|Elimination half-life||3–4 hours|
|CompTox Dashboard (EPA)|
|Chemical and physical data|
|Molar mass||204.314 g·mol−1|
|3D model (JSmol)|
Ethambutol (EMB, E) is a medication primarily used to treat tuberculosis. It is usually given in combination with other tuberculosis medications, such as isoniazid, rifampicin and pyrazinamide. It may also be used to treat Mycobacterium avium complex, and Mycobacterium kansasii. It is taken by mouth.
Common side effects include problems with vision, joint pain, nausea, headaches, and feeling tired. Other side effects include liver problems and allergic reactions. It is not recommended in people with optic neuritis, significant kidney problems, or under the age of five. Use during pregnancy or breastfeeding has not been found to cause harm. In the United States the FDA has raised concerns about eye issues in the baby if used during pregnancy. Ethambutol is believed to work by interfering with the bacteria's metabolism.
Ethambutol was discovered in 1961. It is on the World Health Organization's List of Essential Medicines and is available as a generic medication.
Ethambutol is used along with other medications to treat a number of infections including: tuberculosis, Mycobacterium avium complex, and Mycobacterium kansasii.
Ethambutol is bacteriostatic against actively growing TB bacilli. It works by obstructing the formation of cell wall. Mycolic acids attach to the 5'-hydroxyl groups of D-arabinose residues of arabinogalactan and form mycolyl-arabinogalactan-peptidoglycan complex in the cell wall. It disrupts arabinogalactan synthesis by inhibiting the enzyme arabinosyl transferase. Disruption of the arabinogalactan synthesis inhibits the formation of this complex and leads to increased permeability of the cell wall.

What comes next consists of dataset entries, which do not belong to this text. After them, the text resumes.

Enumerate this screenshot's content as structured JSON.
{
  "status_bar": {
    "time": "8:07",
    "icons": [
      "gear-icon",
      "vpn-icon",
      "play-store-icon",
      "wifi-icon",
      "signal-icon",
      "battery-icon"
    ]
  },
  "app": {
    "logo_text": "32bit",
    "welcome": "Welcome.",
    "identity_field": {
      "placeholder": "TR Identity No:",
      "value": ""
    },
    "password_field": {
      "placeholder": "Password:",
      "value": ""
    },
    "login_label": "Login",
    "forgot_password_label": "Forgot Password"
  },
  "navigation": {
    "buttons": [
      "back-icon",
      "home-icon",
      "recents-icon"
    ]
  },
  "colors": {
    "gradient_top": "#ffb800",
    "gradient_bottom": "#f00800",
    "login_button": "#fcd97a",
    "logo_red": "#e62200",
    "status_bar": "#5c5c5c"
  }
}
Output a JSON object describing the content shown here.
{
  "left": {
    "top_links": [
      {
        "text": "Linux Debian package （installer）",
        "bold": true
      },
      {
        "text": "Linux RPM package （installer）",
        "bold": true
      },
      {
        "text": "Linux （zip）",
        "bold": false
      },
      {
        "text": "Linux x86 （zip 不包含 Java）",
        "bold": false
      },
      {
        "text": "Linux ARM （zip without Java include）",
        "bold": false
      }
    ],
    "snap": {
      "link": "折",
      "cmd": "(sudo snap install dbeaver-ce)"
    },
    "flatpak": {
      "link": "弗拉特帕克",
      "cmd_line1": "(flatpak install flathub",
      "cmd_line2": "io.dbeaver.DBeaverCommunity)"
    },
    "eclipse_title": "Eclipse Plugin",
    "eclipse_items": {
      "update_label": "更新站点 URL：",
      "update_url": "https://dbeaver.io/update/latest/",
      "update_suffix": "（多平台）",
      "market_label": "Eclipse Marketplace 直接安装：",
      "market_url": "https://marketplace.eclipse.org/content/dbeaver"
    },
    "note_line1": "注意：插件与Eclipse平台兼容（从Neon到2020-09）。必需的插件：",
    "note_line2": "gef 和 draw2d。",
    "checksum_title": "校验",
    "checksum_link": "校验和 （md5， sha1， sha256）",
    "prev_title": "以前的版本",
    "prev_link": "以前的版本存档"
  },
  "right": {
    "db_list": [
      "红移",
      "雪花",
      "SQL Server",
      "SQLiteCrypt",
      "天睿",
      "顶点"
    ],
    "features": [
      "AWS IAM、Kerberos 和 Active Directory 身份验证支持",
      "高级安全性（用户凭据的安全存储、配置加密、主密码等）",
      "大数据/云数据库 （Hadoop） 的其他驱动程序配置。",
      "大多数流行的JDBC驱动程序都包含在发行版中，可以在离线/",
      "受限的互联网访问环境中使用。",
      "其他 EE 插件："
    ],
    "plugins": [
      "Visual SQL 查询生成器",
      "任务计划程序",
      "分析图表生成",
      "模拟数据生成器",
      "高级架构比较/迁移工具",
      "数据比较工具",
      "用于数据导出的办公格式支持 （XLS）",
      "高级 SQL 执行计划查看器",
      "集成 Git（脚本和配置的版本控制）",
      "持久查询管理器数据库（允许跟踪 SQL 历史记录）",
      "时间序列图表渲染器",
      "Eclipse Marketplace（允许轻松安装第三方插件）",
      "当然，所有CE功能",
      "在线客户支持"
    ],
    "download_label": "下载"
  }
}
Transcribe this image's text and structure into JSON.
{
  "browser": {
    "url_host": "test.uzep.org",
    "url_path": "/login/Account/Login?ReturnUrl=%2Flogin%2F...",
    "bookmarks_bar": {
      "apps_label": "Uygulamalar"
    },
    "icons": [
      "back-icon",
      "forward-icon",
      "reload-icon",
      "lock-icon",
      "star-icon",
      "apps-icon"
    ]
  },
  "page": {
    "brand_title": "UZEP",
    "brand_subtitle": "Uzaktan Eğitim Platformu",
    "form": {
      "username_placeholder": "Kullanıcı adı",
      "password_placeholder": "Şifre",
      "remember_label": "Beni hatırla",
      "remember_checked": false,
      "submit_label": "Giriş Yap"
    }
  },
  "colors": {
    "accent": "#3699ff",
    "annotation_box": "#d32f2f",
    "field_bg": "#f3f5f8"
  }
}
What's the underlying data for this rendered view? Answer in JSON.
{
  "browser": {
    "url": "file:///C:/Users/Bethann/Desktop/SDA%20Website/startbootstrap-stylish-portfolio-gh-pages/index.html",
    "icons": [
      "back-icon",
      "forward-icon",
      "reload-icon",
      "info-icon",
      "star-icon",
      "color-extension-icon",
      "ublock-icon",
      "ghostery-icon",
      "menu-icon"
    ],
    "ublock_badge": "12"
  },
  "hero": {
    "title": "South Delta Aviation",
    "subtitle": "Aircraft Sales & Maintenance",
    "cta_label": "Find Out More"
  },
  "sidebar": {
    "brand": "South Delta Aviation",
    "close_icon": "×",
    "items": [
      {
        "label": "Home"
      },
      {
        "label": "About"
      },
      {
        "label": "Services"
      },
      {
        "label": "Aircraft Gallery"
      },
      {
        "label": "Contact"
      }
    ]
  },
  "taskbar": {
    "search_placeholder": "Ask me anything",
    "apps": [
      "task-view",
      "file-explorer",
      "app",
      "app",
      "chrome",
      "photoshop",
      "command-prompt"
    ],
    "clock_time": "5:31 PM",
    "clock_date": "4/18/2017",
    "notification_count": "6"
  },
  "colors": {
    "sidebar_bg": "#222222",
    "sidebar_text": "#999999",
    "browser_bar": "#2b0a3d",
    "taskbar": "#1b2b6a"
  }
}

It is well absorbed from the gastrointestinal tract and well distributed in body tissues and fluids. 50% is excreted unchanged in urine.